Effect of CPAP use on blood pressure in patients with sleep apnea

The use of continuous positive airway pressure (CPAP) therapy is the most commonly used treatment option for sleep apnea. While it can be a successful form of treatment, not all patients wear the mask throughout the night. However, a new study published in the Journal of Hypertension shows that use of the CPAP machine did have a long-term impact on a patient’s health by reducing blood pressure.

With this information, we can further look at the long-term impact of oral appliance therapy for the health of our patients and a reduction in blood pressure and hypertension. It is apparent that the use of treatment of sleep apnea is key in protecting patients and their health in the long-run.  

The impact of treatment

This study looked to evaluate the impact of long-term use of CPAP on clinic and ambulatory blood pressure (BP) in patients with resistant hypertension (RHT) and obstructive sleep apnea (OSA). It observed 66 patients with RHT and moderate/severe OSA, using CPAP for at least a year. Clinic BP and 24-hour BP were obtained before and after follow-up.

The results showed that the average use of CPAP treatment was five hours per night with 78 percent using it at least four hours per night. There was a significant reduction of 24-hour and daytime systolic ambulatory BP. And controlled BP increased from 39 percent to 57 percent.

It was concluded that the treatment of OSA with long-term use of CPAP significantly reduces BP among patients with resistant hypertension. This is especially true with uncontrolled ambulatory BP at the baseline. What this means is that treatment is essential in not only improving OSA, but hypertension and BP too.

And while this study does not cover oral appliance therapy, we can assume the same can be said for continued use of an oral appliance. This is definitely something we need to keep an eye on and look further into. But it is clear that treatment of sleep apnea is essential to overall health and well-being.

Can Sleep Apnea Treatment Improve PTSD in Veterans?

I recently read an article on a study focusing on CPAP treatment and PTSD in veterans. In this study, researchers found that post traumatic stress disorder (PTSD) symptoms improved in veterans with obstructive sleep apnea (OSA) who were treated with CPAP therapy. After reading this article, my question is: will oral appliance therapy have the same results? I definitely think the chances are high!

The Study

There were 47 veterans recruited, with 40 completing the study. Of those participating, 20 had mild-to-moderate PTSD and 18 had severe-to-very severe PTSD. Researchers found that improvements in PTSD correlated with the duration of CPAP usage, and veterans with severe-to-very-severe PTSD had larger improvements in symptoms.

The only significant predictor of overall improvement in PTSD symptoms was the amount of time the veterans used the CPAP machine. The findings of this study indicate that treatment of OSA reduced PTSD severity and diminished frequency of nightmares. With prolonged CPAP use, veterans continued to experience an improvement in PTSD symptoms.

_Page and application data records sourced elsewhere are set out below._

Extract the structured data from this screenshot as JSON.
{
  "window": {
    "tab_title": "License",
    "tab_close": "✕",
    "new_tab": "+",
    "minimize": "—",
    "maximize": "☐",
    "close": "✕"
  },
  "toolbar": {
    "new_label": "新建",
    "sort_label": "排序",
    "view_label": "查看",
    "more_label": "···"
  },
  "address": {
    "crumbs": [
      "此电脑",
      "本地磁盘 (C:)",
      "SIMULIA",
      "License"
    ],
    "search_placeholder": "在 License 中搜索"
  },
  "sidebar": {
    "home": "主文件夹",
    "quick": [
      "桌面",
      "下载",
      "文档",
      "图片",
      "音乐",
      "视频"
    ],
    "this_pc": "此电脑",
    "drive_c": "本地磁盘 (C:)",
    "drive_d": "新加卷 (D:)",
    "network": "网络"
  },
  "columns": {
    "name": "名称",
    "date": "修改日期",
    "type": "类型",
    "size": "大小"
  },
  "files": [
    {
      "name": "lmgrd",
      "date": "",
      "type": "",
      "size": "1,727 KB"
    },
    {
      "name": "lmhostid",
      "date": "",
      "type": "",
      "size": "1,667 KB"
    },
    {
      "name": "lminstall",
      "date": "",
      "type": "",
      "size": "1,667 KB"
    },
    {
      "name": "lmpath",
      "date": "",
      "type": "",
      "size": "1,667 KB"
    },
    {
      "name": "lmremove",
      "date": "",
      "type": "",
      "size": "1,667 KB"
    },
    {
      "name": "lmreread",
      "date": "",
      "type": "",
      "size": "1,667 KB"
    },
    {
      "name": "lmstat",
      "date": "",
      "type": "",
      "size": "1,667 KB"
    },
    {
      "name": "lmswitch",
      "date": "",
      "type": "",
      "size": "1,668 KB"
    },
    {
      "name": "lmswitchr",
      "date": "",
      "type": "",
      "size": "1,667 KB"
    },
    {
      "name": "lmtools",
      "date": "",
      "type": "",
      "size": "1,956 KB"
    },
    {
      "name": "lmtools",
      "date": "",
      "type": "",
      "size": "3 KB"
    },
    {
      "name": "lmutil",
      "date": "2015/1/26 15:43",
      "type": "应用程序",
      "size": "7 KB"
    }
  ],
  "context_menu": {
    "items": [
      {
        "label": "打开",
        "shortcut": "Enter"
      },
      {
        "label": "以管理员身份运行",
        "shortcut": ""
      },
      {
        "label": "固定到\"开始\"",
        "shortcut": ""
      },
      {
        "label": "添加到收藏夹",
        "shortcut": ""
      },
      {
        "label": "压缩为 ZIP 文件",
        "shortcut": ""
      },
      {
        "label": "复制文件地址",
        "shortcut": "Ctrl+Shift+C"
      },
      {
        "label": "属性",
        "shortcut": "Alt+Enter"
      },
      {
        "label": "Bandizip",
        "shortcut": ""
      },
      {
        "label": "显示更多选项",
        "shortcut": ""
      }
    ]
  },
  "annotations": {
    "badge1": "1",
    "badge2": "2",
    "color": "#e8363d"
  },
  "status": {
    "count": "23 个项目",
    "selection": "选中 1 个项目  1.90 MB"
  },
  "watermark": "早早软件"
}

Oral Appliance Therapy

While there doesn’t seem to be an available study on the use of oral appliance therapy in veterans with PTSD and OSA, we can use CPAP therapy as an example. For veterans with PTSD symptoms, he/she might be CPAP non-compliant or just not like the treatment. The availability of oral appliance therapy for our patients allows us to successfully treat OSA, while also potentially improving PTSD symptoms in veterans–it’s worth the try!

Contact my office to learn more about oral appliance therapy and what we as dentists can do to help our patients.